What has changed too, notably, is his relationship to his bi-nationality.

“In France, some people easily associate calligraphy and the Arabic language to communitarianism and the Islamic religion, so they find that dangerous,”he explains. “When I wanted to create some calligraffiti for a wall near where I grew up, in Boulogne, in the Paris suburbs, the mayor did see it as a communitarian project, which is sad and ridiculous. So, in the end, it’s easier for me to go work when I’m less expected, to avoid stereotyping. I now want to define myself beyond my origins, as an artist. Earlier in my career, I needed to claim my roots, from Tunisia and from a working-class background, then I needed to reclaim my French side too. Now I want to express myself beyond this dichotomy.
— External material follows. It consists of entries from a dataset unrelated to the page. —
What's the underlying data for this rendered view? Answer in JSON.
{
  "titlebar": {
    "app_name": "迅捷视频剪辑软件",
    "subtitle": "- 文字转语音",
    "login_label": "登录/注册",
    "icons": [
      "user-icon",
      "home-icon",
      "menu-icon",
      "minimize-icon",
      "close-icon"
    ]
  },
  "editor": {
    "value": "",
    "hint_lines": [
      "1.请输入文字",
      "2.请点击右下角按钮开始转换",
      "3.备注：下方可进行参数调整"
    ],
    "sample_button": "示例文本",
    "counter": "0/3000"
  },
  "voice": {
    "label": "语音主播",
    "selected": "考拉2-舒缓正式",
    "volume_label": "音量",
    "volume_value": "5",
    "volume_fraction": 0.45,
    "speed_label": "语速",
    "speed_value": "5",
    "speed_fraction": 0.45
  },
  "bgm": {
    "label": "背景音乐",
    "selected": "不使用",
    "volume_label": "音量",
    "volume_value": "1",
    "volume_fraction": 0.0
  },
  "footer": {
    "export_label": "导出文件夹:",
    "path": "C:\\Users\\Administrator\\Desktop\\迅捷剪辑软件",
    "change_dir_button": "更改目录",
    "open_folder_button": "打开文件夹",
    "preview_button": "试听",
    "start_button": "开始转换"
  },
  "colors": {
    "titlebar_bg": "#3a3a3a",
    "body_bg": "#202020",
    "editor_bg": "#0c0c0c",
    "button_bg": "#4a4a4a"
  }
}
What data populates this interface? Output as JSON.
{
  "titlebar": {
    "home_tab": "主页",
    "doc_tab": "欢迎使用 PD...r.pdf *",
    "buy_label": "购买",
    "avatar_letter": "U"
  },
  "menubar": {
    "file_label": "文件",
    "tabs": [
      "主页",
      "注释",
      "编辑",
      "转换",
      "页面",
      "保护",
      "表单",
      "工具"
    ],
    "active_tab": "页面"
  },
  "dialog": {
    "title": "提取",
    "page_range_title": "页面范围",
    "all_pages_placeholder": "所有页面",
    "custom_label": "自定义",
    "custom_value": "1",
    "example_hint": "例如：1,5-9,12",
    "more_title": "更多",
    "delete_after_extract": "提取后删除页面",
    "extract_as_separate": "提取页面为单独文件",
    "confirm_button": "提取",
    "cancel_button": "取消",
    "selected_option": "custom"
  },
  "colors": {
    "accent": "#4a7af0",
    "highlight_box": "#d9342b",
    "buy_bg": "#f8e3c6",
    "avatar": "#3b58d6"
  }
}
From Nepal to Italy, I want to be able to work with universal messages. In the end, I’m not an ambassador for the Arabic language or for French suburban kids. I was. It remains a part of my identity, for sure. But I want to be able to address other issues and to discuss my art beyond that frame.” 

Never one to surf on any trend or rest on his laurels, eL Seed is working intensely on upcoming projects.

He’s thinking about directing a first feature film. He also became a father,  which made him think about how to better connect with the world as it changes. “I want to work in improbable places,”he concludes, “and I see them in Subsaharan Africa next. I now feel African more than Arab, it’s part of our roots as North African. We call the continent ‘Frigya’ in dialectal Tunisian.” 

And while the colonial narratives tended to separate North African from their Berber pre-Arabic origins, to eL Seed it’s never too late to reconnect. “I want to navigate along the Senegal River, in West Africa, toward the islamic city of Saint Louis, Senegal, and contribute to breaking the stereotypes about African history. And I’ll do that by collaborating with locals, of course.

Like many artists from Africa, eL Seed seems to live in a moment of reckoning, and wants to interrogate these ancestral links. But there’s no doubt that he’ll do it in his own way.

Melissa Chemam is a journalist, writer, researcher, audio producer, podcaster, broadcaster and lecturer. She worked as a reporter from Europe, the Americas and Africa, mainly from Prague, Paris, Miami (USA), London, then Nairobi, Kenya, East Africa, and Central Africa for the likes of the BBC World Service, DW, CBC, France24, AFP, and Reuters. She has degree in European Literature from La Sorbonne and a Masters in Political Sciences & Journalism from Sciences Po Paris.
Website: https://sites.google.com/view/melissachemam